We based our work on the Institute of Design at Stanford methodology (“IDEO“>, one of the most important innovation and design firms, is based on the same ideas)

To execute a design thinking process we need to cover 5 very distinct stages.

Design Thinking Process

  1. Empathize: This is the first step, and it’s the foundation of everything we do after this point in design thinking. It is not to be confused with sympathy.  We’re talking about empathy, the ability to understand the feelings of other people.  There are different methodologies for empathizing in this context: interviews, workshops, card sorting, shadowing, heuristics, and more.  For the wallet problem we challenged the attendees to redesign the wallet experience. We presented to each group a user whom they would interview. We suggested that each group read between the lines of the answers: go deeply, listen to people’s stories and their feelings… basically, to put themselves in their customers’/users’ shoes.
  2. Define: After getting to know the user, the groups needed to define the problem they had to solve so the user had a better experience with the wallet. A problem defined is half the solution: A problem well defined is a problem half-solved.” – John Dewey.
  3. Ideate: To solve the problem we need to generate ideas by brainstorming. Therefore, the advice we gave to the groups was to postpone judgement, promote crazy ideas, build ideas one upon another, stay focused, and be visual.
  4. Prototype: We need a prototype to test, since we learn by doing. The groups had to create a prototype to show the user so they could then extract feedback from him.
  5. Test: The users should evaluate the prototype. The groups had to show the users their prototypes without influencing their opinions and then be open and truly listen to them. The idea was to understand what happens to the user and why they say what they say. The key is to iterate this process as many times as necessary until the goal is achieved.


Agustina at Agiles Argentina 2016

The interest and amount of attendees at this past Agiles Argentina shows that we’re starting to think different. I really enjoyed having the chance to get together with people in the same position as me, who have shared interests and who seek or offer help and learning on the way. Having the chance to meet with engaged, proactive and passionate people is something I love. It’s the same way I feel about IxDA MDQ, the Mar del Plata chapter of the Interaction Design Association, created by the UX community and which I belong to as well. We focus on generating awareness about the importance of the users and their experiences and not just from a designer point of view but as developers, content generators, psychologists and everybody involved in the creation of products and services, which at the end of the road are just experiences. With that in mind, I’m proud to announce that on July 2nd, and with Making Sense as a sponsor, IxDA will hold a free seminar on Cognitive Psychology and User Experience, given by Daniel Mordecki, a specialist in usability from Uruguay with over 18 years of experience. If you’d like to learn more and join the event, please visit

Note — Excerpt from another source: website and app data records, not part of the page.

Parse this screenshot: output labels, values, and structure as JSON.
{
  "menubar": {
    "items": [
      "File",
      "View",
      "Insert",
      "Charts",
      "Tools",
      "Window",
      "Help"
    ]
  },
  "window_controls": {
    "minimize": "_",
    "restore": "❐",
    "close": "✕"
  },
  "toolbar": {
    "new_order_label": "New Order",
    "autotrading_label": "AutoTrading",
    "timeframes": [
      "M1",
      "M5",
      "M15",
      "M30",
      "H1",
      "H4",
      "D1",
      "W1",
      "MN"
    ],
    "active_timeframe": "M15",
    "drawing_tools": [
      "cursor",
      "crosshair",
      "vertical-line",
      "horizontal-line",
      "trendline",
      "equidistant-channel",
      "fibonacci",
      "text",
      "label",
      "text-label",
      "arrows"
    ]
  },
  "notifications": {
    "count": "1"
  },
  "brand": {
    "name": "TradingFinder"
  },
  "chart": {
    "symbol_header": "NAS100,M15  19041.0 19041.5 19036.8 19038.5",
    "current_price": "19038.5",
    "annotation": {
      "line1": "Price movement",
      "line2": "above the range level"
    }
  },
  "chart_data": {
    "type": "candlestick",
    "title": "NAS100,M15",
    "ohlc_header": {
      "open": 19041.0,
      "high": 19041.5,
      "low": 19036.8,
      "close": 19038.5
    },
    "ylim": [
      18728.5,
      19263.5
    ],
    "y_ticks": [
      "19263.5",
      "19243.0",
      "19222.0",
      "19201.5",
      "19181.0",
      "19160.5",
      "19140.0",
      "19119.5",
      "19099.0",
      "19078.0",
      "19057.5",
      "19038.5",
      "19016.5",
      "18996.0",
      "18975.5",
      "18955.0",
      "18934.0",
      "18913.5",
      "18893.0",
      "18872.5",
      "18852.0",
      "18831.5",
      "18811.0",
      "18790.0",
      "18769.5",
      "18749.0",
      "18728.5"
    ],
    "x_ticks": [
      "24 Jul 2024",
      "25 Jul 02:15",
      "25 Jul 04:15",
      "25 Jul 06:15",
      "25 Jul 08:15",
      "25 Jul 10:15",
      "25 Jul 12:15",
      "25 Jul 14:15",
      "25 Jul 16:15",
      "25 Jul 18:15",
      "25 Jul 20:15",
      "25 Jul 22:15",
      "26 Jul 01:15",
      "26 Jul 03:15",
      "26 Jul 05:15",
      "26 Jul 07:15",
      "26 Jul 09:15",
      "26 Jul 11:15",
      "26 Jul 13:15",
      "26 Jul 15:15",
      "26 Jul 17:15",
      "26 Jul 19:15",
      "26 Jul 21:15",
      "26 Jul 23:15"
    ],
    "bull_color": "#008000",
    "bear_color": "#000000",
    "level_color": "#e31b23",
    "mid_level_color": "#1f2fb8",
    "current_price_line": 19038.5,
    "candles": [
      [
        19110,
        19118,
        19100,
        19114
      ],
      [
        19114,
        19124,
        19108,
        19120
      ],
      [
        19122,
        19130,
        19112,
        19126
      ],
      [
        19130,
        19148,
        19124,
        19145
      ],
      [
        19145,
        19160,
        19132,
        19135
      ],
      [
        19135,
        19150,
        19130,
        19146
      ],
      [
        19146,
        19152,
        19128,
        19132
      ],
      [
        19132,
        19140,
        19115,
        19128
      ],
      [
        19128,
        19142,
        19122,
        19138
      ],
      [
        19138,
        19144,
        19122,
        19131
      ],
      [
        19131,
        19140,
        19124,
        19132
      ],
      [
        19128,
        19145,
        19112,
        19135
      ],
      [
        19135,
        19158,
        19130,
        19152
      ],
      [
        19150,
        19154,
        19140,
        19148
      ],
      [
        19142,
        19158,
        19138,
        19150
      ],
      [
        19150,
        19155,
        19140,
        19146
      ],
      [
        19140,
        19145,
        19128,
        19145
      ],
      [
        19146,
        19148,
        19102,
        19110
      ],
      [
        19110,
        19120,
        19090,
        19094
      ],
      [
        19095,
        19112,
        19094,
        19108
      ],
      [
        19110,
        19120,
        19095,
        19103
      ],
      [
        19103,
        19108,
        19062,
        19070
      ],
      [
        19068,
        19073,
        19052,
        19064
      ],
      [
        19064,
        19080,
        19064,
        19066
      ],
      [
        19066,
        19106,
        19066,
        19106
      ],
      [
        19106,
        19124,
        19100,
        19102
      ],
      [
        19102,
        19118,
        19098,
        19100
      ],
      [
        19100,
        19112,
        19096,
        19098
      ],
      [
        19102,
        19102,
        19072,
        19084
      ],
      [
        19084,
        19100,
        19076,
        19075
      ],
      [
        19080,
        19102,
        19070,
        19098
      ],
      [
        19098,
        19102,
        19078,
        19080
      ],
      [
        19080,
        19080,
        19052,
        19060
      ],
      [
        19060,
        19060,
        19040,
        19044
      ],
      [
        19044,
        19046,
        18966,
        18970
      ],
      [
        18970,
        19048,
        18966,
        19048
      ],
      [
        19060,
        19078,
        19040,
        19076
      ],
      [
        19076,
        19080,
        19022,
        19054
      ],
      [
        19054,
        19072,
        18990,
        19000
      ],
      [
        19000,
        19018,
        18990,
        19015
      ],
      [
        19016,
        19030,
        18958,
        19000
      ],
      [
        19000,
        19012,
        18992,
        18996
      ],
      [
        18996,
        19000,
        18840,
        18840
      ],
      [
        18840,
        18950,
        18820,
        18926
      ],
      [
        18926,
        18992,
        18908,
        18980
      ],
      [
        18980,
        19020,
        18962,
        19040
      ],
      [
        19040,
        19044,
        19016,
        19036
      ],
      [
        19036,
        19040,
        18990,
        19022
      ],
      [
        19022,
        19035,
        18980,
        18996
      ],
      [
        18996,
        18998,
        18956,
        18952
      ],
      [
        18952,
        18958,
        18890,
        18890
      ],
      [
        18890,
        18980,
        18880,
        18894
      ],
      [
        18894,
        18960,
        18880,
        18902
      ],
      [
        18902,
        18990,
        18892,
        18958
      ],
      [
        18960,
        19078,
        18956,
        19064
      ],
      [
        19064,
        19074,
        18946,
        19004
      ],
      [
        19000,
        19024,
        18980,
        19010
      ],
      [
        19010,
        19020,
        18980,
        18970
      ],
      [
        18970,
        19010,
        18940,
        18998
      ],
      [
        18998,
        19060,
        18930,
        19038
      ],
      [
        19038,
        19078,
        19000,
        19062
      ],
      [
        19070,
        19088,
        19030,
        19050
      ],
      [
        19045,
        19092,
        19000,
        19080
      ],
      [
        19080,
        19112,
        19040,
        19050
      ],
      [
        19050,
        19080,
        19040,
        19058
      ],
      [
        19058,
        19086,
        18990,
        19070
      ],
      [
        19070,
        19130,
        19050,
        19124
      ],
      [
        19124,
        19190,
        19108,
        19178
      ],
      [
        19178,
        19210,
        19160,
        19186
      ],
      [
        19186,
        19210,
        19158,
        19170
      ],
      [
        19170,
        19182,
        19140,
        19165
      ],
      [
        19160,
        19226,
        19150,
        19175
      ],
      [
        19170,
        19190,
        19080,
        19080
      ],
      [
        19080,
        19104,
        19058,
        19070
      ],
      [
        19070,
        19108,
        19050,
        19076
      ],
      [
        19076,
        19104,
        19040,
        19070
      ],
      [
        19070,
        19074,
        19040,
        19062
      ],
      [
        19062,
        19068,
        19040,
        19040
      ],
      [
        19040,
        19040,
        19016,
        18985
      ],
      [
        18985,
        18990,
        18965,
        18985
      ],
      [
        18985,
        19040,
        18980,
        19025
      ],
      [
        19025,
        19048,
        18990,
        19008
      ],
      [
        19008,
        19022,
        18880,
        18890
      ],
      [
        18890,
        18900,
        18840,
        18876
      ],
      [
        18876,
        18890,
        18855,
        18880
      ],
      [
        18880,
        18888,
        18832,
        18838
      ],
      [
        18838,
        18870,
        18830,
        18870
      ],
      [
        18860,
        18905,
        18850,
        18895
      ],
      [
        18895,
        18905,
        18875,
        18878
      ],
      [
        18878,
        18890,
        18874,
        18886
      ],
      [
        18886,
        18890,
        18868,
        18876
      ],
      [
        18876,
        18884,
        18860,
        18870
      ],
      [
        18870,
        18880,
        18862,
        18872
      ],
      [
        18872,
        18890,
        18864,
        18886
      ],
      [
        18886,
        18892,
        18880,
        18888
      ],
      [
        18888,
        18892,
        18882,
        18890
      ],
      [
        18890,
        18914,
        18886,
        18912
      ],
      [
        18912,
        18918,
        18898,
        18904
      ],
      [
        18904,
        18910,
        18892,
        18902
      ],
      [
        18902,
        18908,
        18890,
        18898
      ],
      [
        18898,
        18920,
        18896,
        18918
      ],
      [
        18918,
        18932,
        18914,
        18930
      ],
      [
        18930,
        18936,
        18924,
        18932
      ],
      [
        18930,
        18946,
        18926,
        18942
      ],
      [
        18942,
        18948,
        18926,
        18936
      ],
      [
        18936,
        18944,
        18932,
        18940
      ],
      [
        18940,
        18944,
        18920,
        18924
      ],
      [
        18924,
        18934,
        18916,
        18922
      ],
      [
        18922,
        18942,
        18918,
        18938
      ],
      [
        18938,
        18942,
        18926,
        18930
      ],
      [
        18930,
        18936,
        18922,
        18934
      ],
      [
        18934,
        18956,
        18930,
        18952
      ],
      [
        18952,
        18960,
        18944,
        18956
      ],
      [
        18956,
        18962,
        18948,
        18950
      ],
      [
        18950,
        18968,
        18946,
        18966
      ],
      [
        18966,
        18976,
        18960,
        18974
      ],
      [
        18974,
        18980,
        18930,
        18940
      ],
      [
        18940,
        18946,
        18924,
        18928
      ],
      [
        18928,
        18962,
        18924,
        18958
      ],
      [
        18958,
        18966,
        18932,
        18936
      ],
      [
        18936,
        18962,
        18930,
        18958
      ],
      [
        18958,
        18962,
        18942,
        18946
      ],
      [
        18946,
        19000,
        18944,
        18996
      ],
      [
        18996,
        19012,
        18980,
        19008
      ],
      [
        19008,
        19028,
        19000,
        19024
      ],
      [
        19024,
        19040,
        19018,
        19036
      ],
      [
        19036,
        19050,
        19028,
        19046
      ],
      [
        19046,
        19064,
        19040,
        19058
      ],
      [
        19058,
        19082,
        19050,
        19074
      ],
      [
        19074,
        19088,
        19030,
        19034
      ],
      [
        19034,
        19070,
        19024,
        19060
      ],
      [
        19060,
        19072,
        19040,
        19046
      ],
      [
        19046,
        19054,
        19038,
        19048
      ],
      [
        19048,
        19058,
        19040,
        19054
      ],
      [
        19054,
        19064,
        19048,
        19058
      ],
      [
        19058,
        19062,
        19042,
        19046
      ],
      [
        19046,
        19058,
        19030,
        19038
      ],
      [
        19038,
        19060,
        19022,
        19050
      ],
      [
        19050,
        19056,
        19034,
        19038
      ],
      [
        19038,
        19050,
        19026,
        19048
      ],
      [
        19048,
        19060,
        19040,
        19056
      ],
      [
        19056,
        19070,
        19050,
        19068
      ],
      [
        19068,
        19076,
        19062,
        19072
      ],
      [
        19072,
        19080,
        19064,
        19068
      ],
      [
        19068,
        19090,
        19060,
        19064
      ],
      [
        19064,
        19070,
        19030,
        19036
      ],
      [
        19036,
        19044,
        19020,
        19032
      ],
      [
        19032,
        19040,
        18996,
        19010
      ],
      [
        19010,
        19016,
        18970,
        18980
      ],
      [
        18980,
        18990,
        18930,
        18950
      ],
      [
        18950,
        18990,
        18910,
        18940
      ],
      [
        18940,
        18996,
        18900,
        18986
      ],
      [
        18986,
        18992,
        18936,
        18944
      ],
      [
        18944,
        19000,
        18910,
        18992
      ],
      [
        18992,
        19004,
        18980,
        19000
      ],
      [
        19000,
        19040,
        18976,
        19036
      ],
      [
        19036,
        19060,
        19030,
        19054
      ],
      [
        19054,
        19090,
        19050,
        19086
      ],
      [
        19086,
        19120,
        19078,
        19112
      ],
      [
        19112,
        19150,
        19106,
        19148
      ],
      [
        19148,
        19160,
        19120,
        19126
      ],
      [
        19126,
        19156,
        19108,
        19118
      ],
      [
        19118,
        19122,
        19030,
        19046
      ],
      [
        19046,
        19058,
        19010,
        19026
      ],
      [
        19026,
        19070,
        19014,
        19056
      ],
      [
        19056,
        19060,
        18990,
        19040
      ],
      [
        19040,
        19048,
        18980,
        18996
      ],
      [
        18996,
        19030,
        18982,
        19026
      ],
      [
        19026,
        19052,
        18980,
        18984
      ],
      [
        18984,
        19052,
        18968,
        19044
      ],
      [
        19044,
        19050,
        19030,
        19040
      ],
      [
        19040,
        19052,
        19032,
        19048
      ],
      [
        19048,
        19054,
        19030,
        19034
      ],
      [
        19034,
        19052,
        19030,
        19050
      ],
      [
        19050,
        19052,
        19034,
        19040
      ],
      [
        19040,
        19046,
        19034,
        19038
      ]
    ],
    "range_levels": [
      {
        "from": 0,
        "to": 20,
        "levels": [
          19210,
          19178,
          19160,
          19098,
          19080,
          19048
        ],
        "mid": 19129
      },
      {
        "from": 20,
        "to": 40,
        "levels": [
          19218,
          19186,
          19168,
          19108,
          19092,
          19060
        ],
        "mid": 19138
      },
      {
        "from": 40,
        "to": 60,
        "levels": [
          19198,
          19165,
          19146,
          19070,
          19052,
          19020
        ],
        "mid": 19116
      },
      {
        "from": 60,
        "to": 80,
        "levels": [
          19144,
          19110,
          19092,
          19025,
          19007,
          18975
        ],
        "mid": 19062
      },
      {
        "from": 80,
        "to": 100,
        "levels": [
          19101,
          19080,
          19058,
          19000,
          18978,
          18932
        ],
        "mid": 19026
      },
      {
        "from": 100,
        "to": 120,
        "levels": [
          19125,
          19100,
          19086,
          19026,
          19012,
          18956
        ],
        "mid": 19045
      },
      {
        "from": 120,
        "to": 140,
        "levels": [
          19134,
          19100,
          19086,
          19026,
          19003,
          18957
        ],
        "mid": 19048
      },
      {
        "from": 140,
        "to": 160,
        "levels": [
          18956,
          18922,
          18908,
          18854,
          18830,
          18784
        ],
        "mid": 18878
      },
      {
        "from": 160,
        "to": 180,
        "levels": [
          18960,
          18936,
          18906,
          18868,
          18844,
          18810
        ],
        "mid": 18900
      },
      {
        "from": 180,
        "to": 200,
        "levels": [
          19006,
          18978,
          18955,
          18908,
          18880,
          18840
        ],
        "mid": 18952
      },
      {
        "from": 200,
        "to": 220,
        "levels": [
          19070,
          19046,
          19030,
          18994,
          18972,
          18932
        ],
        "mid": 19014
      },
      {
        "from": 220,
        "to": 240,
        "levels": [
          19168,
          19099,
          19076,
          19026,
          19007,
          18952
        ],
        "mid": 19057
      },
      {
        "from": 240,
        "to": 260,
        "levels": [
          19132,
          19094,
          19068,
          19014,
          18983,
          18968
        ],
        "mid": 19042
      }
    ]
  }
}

As you can see, I’m very active when comes to events and activities related to agile, usability and user experience. If you’d like to learn more about the events I go to, you can follow me on Twitter or Instagram where I share a lot of what I learn. Don’t hesitate to contact me if you’d like to learn more about them!